Temper Tantrums

Temper tantrums are often defined as out of control behavior including screaming, hitting, head-baning and falling down and other violent display of frustration, usually occurring in children of 18 months to 4 years of age. These are emotional outbursts in response to unmet needs or desires in younger children or children with communication difficulty.

External evaluation versus Self-evaluation

External evaluation is an independent evaluation undertaken by someone outside the organization. The evaluation may be commissioned by the organization itself or by an outside body, for example a current or potential funder. The terms of reference for an external evaluation are usually set by whoever commissions the work.

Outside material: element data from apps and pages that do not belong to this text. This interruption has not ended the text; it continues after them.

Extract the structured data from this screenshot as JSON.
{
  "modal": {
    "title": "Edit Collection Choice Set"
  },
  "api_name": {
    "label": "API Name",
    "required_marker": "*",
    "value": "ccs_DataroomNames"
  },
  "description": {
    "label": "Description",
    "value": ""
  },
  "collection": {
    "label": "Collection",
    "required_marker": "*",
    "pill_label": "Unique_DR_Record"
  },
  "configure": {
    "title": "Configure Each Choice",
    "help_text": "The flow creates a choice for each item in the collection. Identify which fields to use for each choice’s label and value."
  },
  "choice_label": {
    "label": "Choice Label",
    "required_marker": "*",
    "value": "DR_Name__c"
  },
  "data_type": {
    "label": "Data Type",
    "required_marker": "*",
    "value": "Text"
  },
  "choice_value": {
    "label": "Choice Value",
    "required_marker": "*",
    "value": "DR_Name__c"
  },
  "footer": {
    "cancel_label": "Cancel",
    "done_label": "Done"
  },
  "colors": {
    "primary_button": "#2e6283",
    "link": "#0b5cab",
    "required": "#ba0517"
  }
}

Self-evaluation is an internal process of self-reflection in order to assess the value of the work of the organization and to plan for future developments.

The management committee, staff and participants se the terms of reference, i.e., the purpose of the evaluation, what they want to evaluate, how it will be done, who will be involved and how the results will be used. Self-evaluation should answer the questions:

  • “How are we doing?”;
  • “Are we accomplishing what we set out to do?”; and
  • “How can we improve what we are doing”?

Self-evaluation does not necessarily mean that the organization does all the work of the evaluation itself. Often the organization contracts an outside evaluator to help plan the process of self-evaluation and/or to facilitate and write up all or part of the evaluation.

related literatures:
  1. Cf. Neal J. Roese, “The Functional Basis of Counterfactual Thinking”, in: Journal of Personality and Social Psychology, 66/1994, pp. 805-818.
  2. Cf. Norbert Schwarz/Herbert Bless, “Constructing Reality and Its Alternatives: Assimilation and Contrast Effects in Social Judgment”, in: Leonard L. Martin/Abraham Tesser (eds.), The Construction of Social Judgment, Hillsdale 1992, pp. 217-245.
  3. Cf. Keith D. Markman/Igor Gavanski/Steven J. Sherman/Mathew N. McMullen, “The Mental Simulation of Better and Worse Possible Worlds”, in: Journal of Experimental Social Psychology, 29/1993, pp. 87-109.
  4. Cf. Lawrence J. Sanna, “Defensive Pessimism, Optimism, and Simulating Alternatives: Some Ups and Downs of Prefactual and Counterfactual Thinking”, in:Journal of Personality and Social Psychology, 71/1996, pp. 1020-1036.
  5. Cf. Lien B. Pham/Shelley E. Taylor, “From Thought to Action: Effects of Process-Versus Outcome-Based Mental Simulations on Performance”, in: Personality and Social Psychology Bulletin, 25/1999, pp. 250-260.
  6. Cf. Michelle R. Nario-Redmond/Nyla R. Branscombe, “It Could Have Been Better or It Might Have Been Worse: Implications for Blame Assignment in Rape Cases”, in: Basic and Applied Social Psychology, 18/1996, pp. 347-366;Gary L. Wells/Igor Gavanski, “Mental Simulation of Causality”, in: Journal of Personality and Social Psychology, 56/1989, pp. 161-169.
  7. Cf. Daniel Kahneman/Dale T. Miller, “Norm Theory: Comparing Reality to Its Alternaties”, in: Psychological Review, 93/1986, pp. 136-153.
  8. Cf. Daniel Kahneman/Amos Tversky, “The Simulation Heuristic”, in: Daniel Kahneman/Paul Slovic/Amos Tversky (eds.), Judgment under Uncertainty: Heuristics and Biases, New York 1982, pp. 201-208.